THE REPVBLIC, THE professional organization of the Department of Political Science of San Beda University (SBU), remained steadfast in opposing the “impending passage” of the Mandatory Reserve Officers’ Training Corps (ROTC) by the Senate in their Facebook post proclaiming such a stand last September 9.
In their post, the organization refuted five claims that were presented by legislators in the past seven months with facts. Firstly, they quoted Sen. Ronald “Bato” dela Rosa who said that aggression coming from China would lessen if Filipinos were “well trained” from the ROTC program. This was in light of the recent incident that took place in the Ayungin Shoal where Chinese Coast Guards (CCG) fired water cannons at a Philippine Coast Guard (PCG) vessel.
While this was an unlawful act by China, the organization condemns that there is “no data proving that a mandatory ROTC would increase the country’s credibility in the international realm were stated to support this claim.”
The second claim discussed the decline of the National Service Training Program (NSTP) due to its failure of producing the “needed force of the Armed Forces of the Philippines,” as Sen. dela Rosa stated.
Once again, there was no data to prove the “failure” of the NSTP considering how the program’s primary goal is “to enable the Filipino youth to develop skills through civic engagements and community integrations,” in line with the NSTP Law of 2001 (R.A. 9163).
The third claim was of most students claiming to be in support of ROTC, according to Sen. Sherwin Gatchalian. The Pulse Asia survey commissioned by Sen Gatchalian, while its results presented the favourability of most adults, is nonetheless faulty as respondents were not incoming and current college students, not to mention how the survey itself was not “appropriately worded.”
Fourth, the ROTC program will encourage “discipline, teamwork, patriotism” and other competencies in risk reduction and management, human rights, and leadership, as Sen. Francis Tolentino noted.

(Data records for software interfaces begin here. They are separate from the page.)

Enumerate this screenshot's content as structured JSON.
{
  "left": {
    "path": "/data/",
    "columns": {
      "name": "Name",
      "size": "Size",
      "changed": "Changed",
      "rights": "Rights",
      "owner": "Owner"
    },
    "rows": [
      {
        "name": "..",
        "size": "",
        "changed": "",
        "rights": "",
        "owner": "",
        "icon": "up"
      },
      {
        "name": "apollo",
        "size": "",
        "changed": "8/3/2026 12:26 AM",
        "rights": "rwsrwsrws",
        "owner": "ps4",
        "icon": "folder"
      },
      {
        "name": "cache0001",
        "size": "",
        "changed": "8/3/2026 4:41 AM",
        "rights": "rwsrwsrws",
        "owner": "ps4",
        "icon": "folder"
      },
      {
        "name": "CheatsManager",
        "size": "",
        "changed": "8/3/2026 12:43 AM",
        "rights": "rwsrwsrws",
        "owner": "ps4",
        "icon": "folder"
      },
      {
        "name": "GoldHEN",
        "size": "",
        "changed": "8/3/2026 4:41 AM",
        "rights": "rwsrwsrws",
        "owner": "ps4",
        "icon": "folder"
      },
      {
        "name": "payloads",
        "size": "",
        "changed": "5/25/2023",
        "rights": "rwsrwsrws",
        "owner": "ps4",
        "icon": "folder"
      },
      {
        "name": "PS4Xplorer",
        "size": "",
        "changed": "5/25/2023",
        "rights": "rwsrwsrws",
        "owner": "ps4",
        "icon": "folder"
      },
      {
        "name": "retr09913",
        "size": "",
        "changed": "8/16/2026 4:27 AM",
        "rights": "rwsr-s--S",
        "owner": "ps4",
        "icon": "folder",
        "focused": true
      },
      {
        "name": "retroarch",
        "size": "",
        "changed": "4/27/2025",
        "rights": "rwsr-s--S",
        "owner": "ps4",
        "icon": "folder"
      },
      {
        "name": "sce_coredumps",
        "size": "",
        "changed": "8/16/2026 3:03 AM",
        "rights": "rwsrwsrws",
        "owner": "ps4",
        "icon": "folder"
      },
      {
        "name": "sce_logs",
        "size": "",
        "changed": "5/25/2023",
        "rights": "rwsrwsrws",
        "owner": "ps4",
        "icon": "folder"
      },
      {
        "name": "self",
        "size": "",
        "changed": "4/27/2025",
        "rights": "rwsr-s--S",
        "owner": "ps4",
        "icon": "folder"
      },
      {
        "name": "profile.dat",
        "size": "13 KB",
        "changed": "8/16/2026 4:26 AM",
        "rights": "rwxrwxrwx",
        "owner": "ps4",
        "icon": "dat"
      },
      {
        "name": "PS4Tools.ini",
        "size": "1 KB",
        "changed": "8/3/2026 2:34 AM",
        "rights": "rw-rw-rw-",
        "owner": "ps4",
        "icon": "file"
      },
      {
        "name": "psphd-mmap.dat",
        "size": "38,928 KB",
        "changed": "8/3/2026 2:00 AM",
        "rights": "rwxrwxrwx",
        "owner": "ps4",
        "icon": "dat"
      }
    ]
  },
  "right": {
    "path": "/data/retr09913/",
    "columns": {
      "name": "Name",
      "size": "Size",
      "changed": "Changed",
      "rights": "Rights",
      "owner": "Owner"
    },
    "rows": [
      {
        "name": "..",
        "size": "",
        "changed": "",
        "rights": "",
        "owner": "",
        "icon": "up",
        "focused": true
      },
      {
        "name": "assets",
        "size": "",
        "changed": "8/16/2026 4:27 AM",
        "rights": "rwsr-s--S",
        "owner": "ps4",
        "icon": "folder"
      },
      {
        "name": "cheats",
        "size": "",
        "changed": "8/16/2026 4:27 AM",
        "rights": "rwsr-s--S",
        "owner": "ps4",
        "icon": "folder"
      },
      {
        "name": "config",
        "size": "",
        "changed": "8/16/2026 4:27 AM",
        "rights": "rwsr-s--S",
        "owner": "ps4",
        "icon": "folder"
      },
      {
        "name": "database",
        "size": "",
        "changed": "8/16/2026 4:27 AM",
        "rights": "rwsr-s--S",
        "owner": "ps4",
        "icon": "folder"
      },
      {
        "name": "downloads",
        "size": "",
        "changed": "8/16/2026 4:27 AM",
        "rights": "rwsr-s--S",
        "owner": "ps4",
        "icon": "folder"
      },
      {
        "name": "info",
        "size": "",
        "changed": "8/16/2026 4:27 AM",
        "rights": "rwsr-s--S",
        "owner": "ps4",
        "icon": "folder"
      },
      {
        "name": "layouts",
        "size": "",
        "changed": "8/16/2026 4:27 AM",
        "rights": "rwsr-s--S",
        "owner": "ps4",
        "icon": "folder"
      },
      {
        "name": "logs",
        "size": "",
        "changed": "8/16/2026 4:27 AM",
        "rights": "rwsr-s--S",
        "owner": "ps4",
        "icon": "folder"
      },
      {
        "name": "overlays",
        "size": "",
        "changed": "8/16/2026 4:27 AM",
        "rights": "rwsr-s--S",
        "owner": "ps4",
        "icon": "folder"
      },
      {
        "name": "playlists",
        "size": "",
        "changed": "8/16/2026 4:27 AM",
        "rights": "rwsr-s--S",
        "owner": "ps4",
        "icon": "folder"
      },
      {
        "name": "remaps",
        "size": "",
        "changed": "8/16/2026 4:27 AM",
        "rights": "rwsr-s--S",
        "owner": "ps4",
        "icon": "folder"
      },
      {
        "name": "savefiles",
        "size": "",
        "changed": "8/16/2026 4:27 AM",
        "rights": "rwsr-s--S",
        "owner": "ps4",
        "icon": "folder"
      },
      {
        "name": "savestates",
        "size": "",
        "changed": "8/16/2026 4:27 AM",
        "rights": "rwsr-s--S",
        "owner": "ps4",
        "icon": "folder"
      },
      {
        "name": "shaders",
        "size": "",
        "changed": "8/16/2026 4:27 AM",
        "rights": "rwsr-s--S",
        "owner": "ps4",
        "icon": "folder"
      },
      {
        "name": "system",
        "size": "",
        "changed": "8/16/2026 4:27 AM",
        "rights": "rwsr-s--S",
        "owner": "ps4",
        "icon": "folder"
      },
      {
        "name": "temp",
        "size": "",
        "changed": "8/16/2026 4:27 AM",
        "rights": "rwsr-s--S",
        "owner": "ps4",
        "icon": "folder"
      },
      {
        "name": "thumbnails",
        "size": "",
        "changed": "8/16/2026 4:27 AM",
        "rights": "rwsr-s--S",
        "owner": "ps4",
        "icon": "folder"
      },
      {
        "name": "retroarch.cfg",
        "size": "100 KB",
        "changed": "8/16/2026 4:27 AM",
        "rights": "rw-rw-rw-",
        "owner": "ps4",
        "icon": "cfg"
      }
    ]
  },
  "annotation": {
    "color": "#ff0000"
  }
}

The Repvblic quotes that the aforementioned objectives are not “primarily military concerns” but are rather “civic and political objectives.” Adding more to which, there are other volunteer programs that offer competencies on risk reduction and management under the Philippine Disaster Reduction and Management Act (R.A. 10121).
Lastly, Sen. dela Rosa says that hazing is “just a desperate move from anti-ROTC leftist groups” to resist the ROTC. “ROTC is rooted in the traditions of the military,” writes the Repvblic, “and hazing has been historically part of its wider culture of violence since its establishment.” Studies by military officers have shown that members follow hazing regulations in the beginning but they, however, still revert to the “group think phenomena.”
The Political Science organization stressed that “the youth deserve better than to bear the expense of the administration’s misaligned priorities,” once again rejecting the ROTC bill.